In order to realize the importance of Guido’s services to musical progress and development it is necessary to take a glance at the systems of notation in use before his time. Since in the early Church the liturgical melodies were not very numerous and were in daily use, they were easily perpetuated by oral transmission among the clergy, the chanters, and the people; but, as Christian hymnody developed with the expansion of the liturgy, and as the number of feasts increased, the melodies became too numerous to be learned and retained by the memory without the aid of some unchangeable means. The absence of this determining means, the frequent carelessness of copyists, the temperament and even caprice of singers, and the great variety of conditions under which they were propagated and performed caused the melodies to undergo numerous changes. The necessity for a system of notation which would clearly record the various intervals of the melodies became more and more urgent. While in theoretical treatises the practice of the Greeks of employing the first fifteen letters of the alphabet to designate the various intervals was still in use, there was no means at hand by which the intervals and rhythm of a melody might be graphically displayed, so that anyone might learn it from a manuscript without the aid of a master. The so-called neumatic notation (from neuma, a nod), which probably in the eighth century found its way from the Orient into the Latin Church, where it suffered many modifications, had mainly a rhythmical purpose, and was intended to serve only in a general way a diastematic end, i.e. an indication of the intervals of the melody. An attempt to indicate the intervals with greater precision was made by placing these neumatic signs at a lesser or greater distance from the words comprising the text, and, in order to obtain more exact results from this proceeding, the copyist would draw a line upon which he would place one of the letters of the alphabet and from which he would measure the distance of the melodic steps above or below. It is held that Guido found two such lines in use, namely, a red one upon which F was placed, and a yellow one for C, indicating the place of the tones represented by these letters of the alphabet and employed by theorists of his time. His great improvement consisted in adding two more lines to the existing ones, in utilizing the spaces between the lines as well as the lines themselves and in indicating, by combining the letters of the alphabet with the neumatic signs, not only the various intervals of the melody, but also its rhythm. This system, called staff-notation, has been used ever since. The reason why only four lines were used, instead of the five we employ, is that these four and the five spaces were regarded as sufficient for the ambitus, or range, of the average Gregorian melody. In the course of time, as the melodies were transcribed into the new notation, the neumatic signs formerly in use evolved into our present notes, and the letters F and C became the clefs of later times. Guido’s influence was so great in his time that many things have been attributed to him which belong to a later period; but which are elaborations and developments of his teachings. The impetus he gave to musical progress lasted throughout the Middle Ages.
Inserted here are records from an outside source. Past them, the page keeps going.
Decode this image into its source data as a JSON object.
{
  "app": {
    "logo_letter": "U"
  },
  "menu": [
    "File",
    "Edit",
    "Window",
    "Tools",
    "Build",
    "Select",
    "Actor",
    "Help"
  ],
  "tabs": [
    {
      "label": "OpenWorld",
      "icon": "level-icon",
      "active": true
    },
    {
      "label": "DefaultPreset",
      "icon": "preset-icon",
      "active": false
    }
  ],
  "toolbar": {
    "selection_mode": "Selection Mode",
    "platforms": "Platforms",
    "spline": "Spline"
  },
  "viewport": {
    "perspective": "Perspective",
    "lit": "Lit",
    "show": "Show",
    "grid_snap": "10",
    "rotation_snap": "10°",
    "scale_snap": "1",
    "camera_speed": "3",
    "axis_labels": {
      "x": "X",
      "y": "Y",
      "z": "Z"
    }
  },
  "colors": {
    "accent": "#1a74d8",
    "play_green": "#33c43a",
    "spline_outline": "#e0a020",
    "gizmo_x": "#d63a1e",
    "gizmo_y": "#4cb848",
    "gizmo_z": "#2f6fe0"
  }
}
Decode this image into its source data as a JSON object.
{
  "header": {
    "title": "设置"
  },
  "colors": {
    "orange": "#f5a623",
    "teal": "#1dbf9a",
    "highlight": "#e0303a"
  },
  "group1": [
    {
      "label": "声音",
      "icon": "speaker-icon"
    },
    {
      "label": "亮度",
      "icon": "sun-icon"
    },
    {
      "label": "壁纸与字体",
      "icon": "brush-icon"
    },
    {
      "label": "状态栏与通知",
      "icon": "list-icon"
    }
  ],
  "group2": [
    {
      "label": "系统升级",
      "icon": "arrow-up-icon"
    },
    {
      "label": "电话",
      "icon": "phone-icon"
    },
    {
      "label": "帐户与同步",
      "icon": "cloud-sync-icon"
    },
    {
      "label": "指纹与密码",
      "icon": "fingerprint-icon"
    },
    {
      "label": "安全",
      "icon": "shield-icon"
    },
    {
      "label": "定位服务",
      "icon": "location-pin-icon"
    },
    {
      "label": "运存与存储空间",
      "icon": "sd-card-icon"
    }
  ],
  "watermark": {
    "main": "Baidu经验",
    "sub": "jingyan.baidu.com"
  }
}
Especially did incipient polyphony advance by his advocacy of contrary motion of the voices as against the still prevailing parallelism. Of the works attributed to him, the following are undoubtedly authentic: “Micrologus de disciplina artis musicae”, which treatise, especially the fifteenth chapter, is invaluable to present-day students endeavoring to ascertain the original rhythmical and melodic form of the Gregorian chant; “Regul de ignoto cantu”, prologue to his antiphonarium in staff-notation; “Epistola Michaeli monaco de ignoto cantu directa”. All these are reproduced in Gerbert’s “Scriptores”, ii, 2-50.